Down to the last line, restate the records word for word, but not the pictures.

Records excerpted from a collection

-------------------------

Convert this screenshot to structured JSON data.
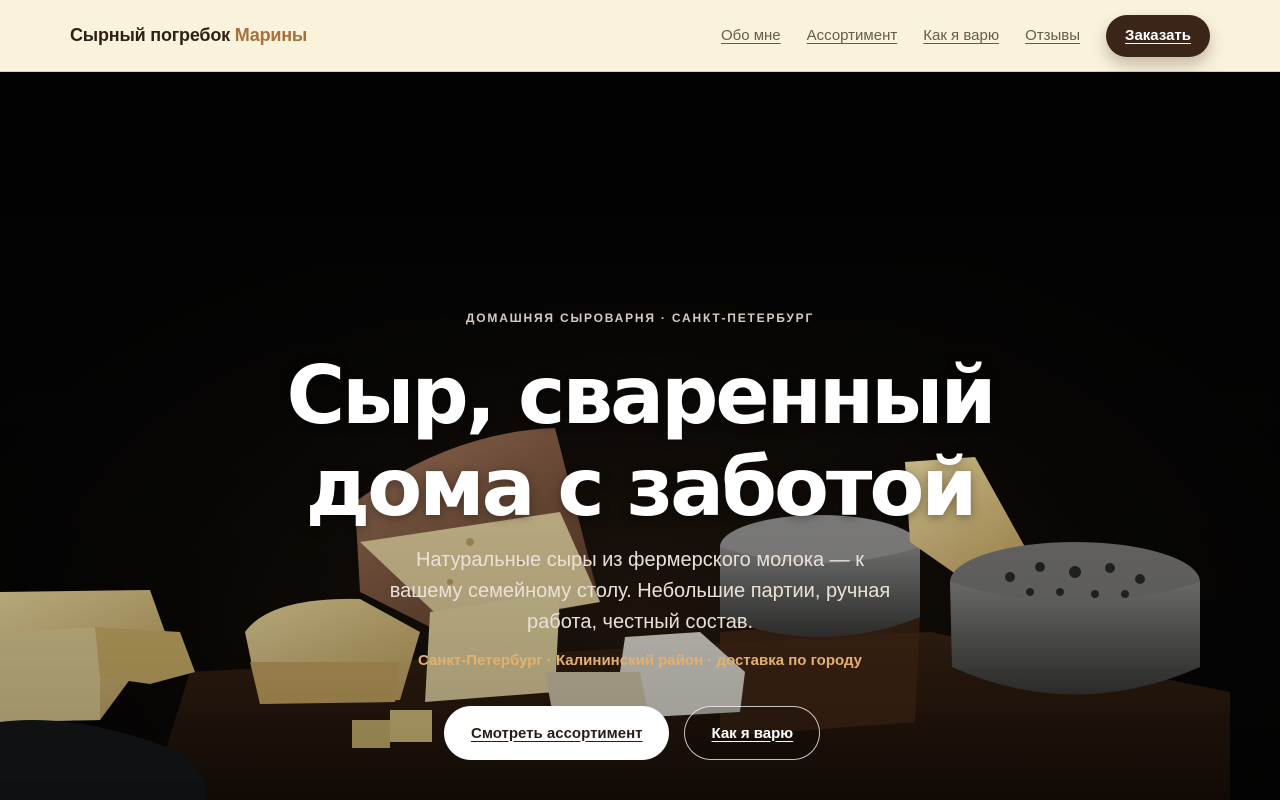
{
  "header": {
    "brand_main": "Сырный погребок",
    "brand_accent": "Марины",
    "nav": [
      {
        "label": "Обо мне"
      },
      {
        "label": "Ассортимент"
      },
      {
        "label": "Как я варю"
      },
      {
        "label": "Отзывы"
      }
    ],
    "order_label": "Заказать"
  },
  "hero": {
    "kicker": "ДОМАШНЯЯ СЫРОВАРНЯ · САНКТ-ПЕТЕРБУРГ",
    "headline_line1": "Сыр, сваренный",
    "headline_line2": "дома с заботой",
    "subtitle": "Натуральные сыры из фермерского молока — к вашему семейному столу. Небольшие партии, ручная работа, честный состав.",
    "location": "Санкт-Петербург · Калининский район · доставка по городу",
    "primary_cta": "Смотреть ассортимент",
    "secondary_cta": "Как я варю"
  },
  "colors": {
    "header_bg": "#faf3dc",
    "brand_text": "#2f2117",
    "brand_accent": "#a8703f",
    "order_button": "#3a2518",
    "location_text": "#e3b06e"
  }
}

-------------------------

RESULT OF THE TASK:
Convert this screenshot to structured JSON data.
{
  "header": {
    "brand_main": "Сырный погребок",
    "brand_accent": "Марины",
    "nav": [
      {
        "label": "Обо мне"
      },
      {
        "label": "Ассортимент"
      },
      {
        "label": "Как я варю"
      },
      {
        "label": "Отзывы"
      }
    ],
    "order_label": "Заказать"
  },
  "hero": {
    "kicker": "ДОМАШНЯЯ СЫРОВАРНЯ · САНКТ-ПЕТЕРБУРГ",
    "headline_line1": "Сыр, сваренный",
    "headline_line2": "дома с заботой",
    "subtitle": "Натуральные сыры из фермерского молока — к вашему семейному столу. Небольшие партии, ручная работа, честный состав.",
    "location": "Санкт-Петербург · Калининский район · доставка по городу",
    "primary_cta": "Смотреть ассортимент",
    "secondary_cta": "Как я варю"
  },
  "colors": {
    "header_bg": "#faf3dc",
    "brand_text": "#2f2117",
    "brand_accent": "#a8703f",
    "order_button": "#3a2518",
    "location_text": "#e3b06e"
  }
}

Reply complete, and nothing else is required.